Oliver Nassar

I can be reached at onassar@gmail.com.

For my open source work, check out github.com/onassar


Terminal Prompt Customization (OSX/Linux)

View more posts

One of the things I learnt during my time at Digg was how to make better use of the Terminal. And one of the first things I was taught was how to make changes to your .profile or .bashrc files to do so.

I'm going to highlight the way I changed my terminal prompt, both on OSX and Linux.

OSX

Here's the code for OSX, editing the .profile file:

green=$(tput setaf 2)
yellow=$(tput setaf 3)
reset=$(tput sgr0)
export PS1="  [$green]u@air[$reset] [w] [$yellow]:[$reset] "
export LS_COLORS="di=36:fi=0:ln=31:pi=5:so=5:bd=5:cd=5:or=31:mi=0:ex=35"

In order, the above code sets the colour variables, sets the syntax for the prompt in the PS1 variable, and the ls command in the LS_COLORS variable.

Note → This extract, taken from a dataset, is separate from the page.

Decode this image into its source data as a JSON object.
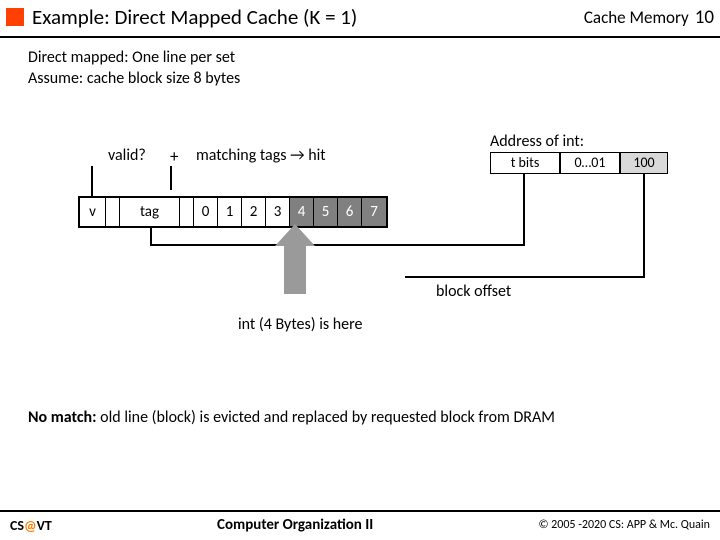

This code produces a terminal prompt such as:

  onassar@air [~]

I won't go into detail of the prompt syntax/patterns as that's beyond the scope of this (and honestly, I can't remember the flags themselves). But in general, the pattern recognizes two spaces, the username of the account, an @ symbol, the string 'air', a space, followed by a colouring of the current directory (wrapped in braces).

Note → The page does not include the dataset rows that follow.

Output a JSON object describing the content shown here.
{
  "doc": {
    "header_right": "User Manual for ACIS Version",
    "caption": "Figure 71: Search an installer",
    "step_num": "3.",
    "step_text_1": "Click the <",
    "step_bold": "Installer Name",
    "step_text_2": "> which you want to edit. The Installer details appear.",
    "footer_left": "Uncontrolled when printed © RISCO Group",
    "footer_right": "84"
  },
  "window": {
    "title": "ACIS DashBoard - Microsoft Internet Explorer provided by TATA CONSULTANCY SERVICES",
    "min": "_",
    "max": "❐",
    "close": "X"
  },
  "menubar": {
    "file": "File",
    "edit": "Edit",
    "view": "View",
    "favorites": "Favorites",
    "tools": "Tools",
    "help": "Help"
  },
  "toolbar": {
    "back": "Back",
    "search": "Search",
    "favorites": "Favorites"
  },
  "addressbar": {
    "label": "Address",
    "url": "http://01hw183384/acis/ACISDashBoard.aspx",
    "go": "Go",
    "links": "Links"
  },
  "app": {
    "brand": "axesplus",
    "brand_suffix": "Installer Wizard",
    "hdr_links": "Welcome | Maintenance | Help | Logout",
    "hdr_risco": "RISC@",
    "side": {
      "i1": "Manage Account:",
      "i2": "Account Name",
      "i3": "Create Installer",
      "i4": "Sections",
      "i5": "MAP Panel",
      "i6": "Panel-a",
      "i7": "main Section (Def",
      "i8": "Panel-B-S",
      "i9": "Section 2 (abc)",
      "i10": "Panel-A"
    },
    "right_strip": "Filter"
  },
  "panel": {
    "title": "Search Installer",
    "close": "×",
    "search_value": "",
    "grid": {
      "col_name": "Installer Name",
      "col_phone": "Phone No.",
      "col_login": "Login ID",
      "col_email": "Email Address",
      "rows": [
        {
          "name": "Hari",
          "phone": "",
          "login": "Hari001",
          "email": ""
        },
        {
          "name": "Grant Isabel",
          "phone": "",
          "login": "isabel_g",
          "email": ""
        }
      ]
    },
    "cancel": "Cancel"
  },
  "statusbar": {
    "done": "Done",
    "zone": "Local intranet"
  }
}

Linux

While the syntax is the same (seeing as OSX is Unix based), here are the differences:

baby=$(tput setaf 6)
yellow=$(tput setaf 3)
reset=$(tput sgr0)
export PS1="  [$baby]u@local[$reset] [w] [$yellow]:[$reset] "
export LS_COLORS="di=36:fi=0:ln=31:pi=5:so=5:bd=5:cd=5:or=31:mi=0:ex=35"

See the difference? Not the variable names, but rather the escaping that's required is the PS1 variable definition.

Also worth noting, is that these rules are defined in the .bashrc file, rather than the .profile file.

Multple Syntaxes

There are some other syntaxes out there which allow you to specify the colour and formatting of your terminal prompt, but the problem I was running into was that the prompt-itself would get overridden when your input was too long.

For example:

export PS1="  e[31;40mu@He[0m [w] e[33;1m: e[0m"
export LS_COLORS="di=36:fi=0:ln=31:pi=5:so=5:bd=5:cd=5:or=31:mi=0:ex=35"

This would cause cases like this to occur with long strings of text (or more realistically, long commands): (http://i.imgur.com/lhsQB.png)

While this may seem like an edge-case, it occurs frequently with long commands, or control-c-ing a command you were about to execute.

Colour Breakdown

With help from the post Color Output on Bash Scripts on Linux Tidbits, here's a breakdown of the colours for use:

red=$(tput setaf 1)
green=$(tput setaf 2)
yellow=$(tput setaf 3)
blue=$(tput setaf 4)
purple=$(tput setaf 5)
baby=$(tput setaf 6)
white=$(tput setaf 7)

And the styling:

bolded=$(tput bold)
underlined=$(tput sgr 0 1)